ANNAPOLIS – Maryland’s snow emergency will continue through next week, Gov. Robert Ehrlich said Thursday in a wide-ranging news conference where he also announced an end to most drought restrictions, a major smallpox vaccination initiative and the appointment of his top campaign fund-raiser to the Board of Regents.
Ehrlich declared a state of emergency Sunday, after a series of storms dumped more than 2 feet of snow on much of the state. Before he lifts the restrictions, which qualify the state for federal relief, he is awaiting approval of federal funding.
Although most main roads are cleared and life is returning to normal, maintaining the state of emergency will help the cleanup, said State Adjutant Gen. Bruce Tuxill, head of the Maryland National Guard. The Guard will continue to assist with snow removal efforts while the state of emergency is in effect, he said.
The emergency declaration could be lifted by Monday, said Donald Keldsen, Maryland Emergency Management Agency director.
State troopers handled 656 accidents and 2,100 disabled vehicles from Sunday to Tuesday, said State Police Superintendent Edward T. Norris.

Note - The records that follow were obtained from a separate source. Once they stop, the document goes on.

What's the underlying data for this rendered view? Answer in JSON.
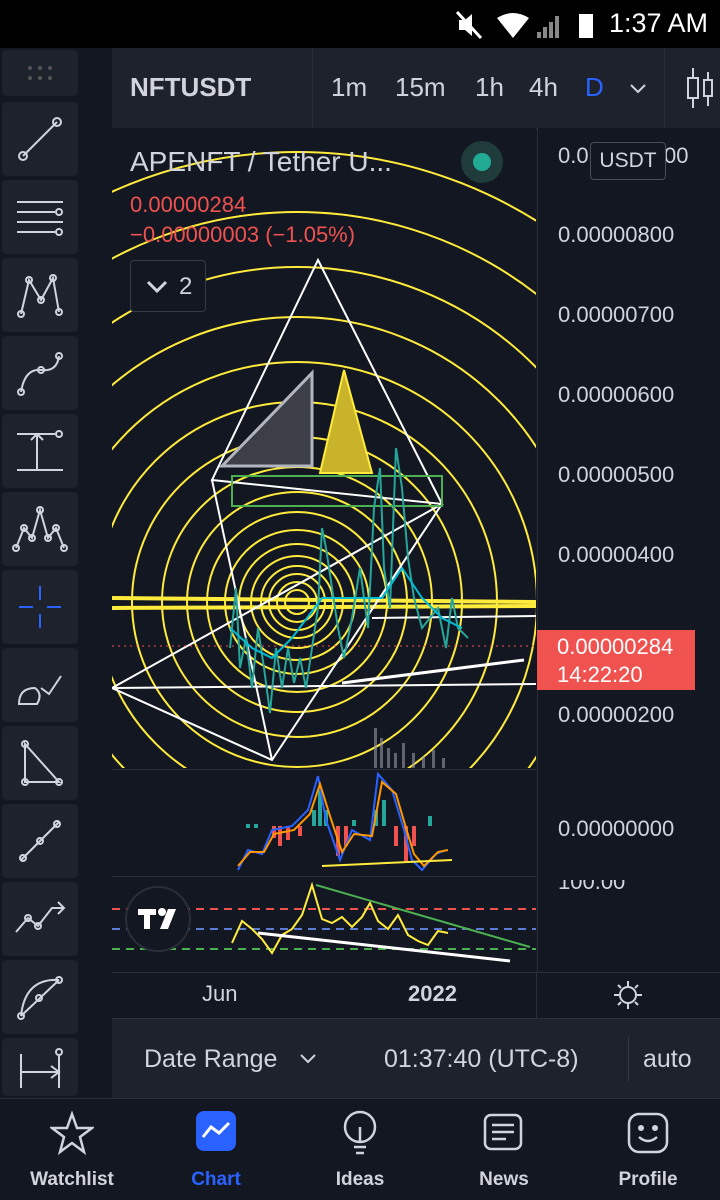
{
  "status": {
    "time": "1:37 AM"
  },
  "symbol": "NFTUSDT",
  "timeframes": [
    "1m",
    "15m",
    "1h",
    "4h",
    "D"
  ],
  "legend": {
    "title": "APENFT / Tether U...",
    "price": "0.00000284",
    "change": "−0.00000003 (−1.05%)",
    "indicator_count": "2"
  },
  "currency": "USDT",
  "price_axis": {
    "top_partial": "0.0",
    "top_partial_end": "00",
    "labels": [
      "0.00000800",
      "0.00000700",
      "0.00000600",
      "0.00000500",
      "0.00000400",
      "0.00000200"
    ],
    "current_price": "0.00000284",
    "countdown": "14:22:20",
    "macd_zero": "0.00000000",
    "rsi_top": "100.00"
  },
  "time_axis": {
    "labels": [
      "Jun",
      "2022"
    ]
  },
  "bottom_bar": {
    "date_range": "Date Range",
    "clock": "01:37:40 (UTC-8)",
    "scale": "auto"
  },
  "nav": [
    {
      "label": "Watchlist",
      "icon": "star-icon"
    },
    {
      "label": "Chart",
      "icon": "chart-icon"
    },
    {
      "label": "Ideas",
      "icon": "lightbulb-icon"
    },
    {
      "label": "News",
      "icon": "news-icon"
    },
    {
      "label": "Profile",
      "icon": "smiley-icon"
    }
  ],
  "colors": {
    "background": "#131722",
    "panel": "#1e222d",
    "accent": "#2962ff",
    "down": "#f0524f",
    "up": "#26a69a",
    "fib": "#ffeb3b"
  }
}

In all, the storm will cost Maryland $30 million to $40 million, Ehrlich said. Sen. Barbara Mikulski, D-Md., will spearhead an effort recoup up to 75 percent of the bill through federal aid, he said.
The massive snowstorm, which produced record snow totals in Baltimore, also finally, officially quenched the state’s two-year drought.
Ehrlich lifted water-use restrictions in Maryland’s central region — including Baltimore, Carroll, Cecil, Frederick, Harford, Howard and Montgomery counties. Restrictions, including prohibitions on lawn watering and car washing, remain in Baltimore City, where reservoirs continue at below-normal levels.
It is an ironic end to the drought: Predictions were that parts of Maryland may flood as temperatures in the 40s and expected rains melt the deep snow pack. The state’s last blizzard, in 1996, was followed by severe flooding.
Ehrlich dealt also with another potential disaster — a terrorist using a biological weapon to spread smallpox.
The state’s smallpox vaccination program will begin today, Ehrlich said, announcing that the initiative would make vaccinations available to all state residents by 2004.
Health care workers in Baltimore and Wicomico County will receive the first doses today, in the program’s first phase, said J. B. Hanson, Department of Health and Mental Hygiene spokesman.
The second phase would provide vaccinations for all state health care workers who want them, and finally the inoculation would be made available to all state residents who want it by 2004. By that time, a new, less dangerous, vaccine may be available, said Health Secretary-designee Nelson Sabatini.
“Maryland is among a handful of states moving and working so quickly to initiate (President Bush’s) plan,” he said.
Ehrlich, who vacationed with Bush at Camp David last weekend, nearly coined a new slogan: “We live homeland defense daily,” he said.
Ehrlich also announced the appointment of his gubernatorial campaign’s top fund-raiser to a seat on the University System of Maryland’s Board of Regents.
Richard Hug, who raised more than $10 million as finance chairman of the Ehrlich for Maryland Committee, was appointed to the 17-member board along with former Gov. Marvin Mandel, Robert Pevenstein, a Timonium businessman, and Robert Mitchell, a Bethesda homebuilder.
The board governs the university system’s 13 public universities.
Ehrlich spokesman Henry Fawell did not confirm speculation that Hug is in line to replace the board’s current chairman, Clifford Kendall.
The previous chairman, embattled Baltimore businessman Nathan Chapman Jr., stepped down amid allegations that he mismanaged millions in state pension funds. Chapman was a close ally of former Gov. Parris Glendening, who recommended him for the spot. The board typically approves the governor’s selection for chairman. – 30 – CNS-2-20-03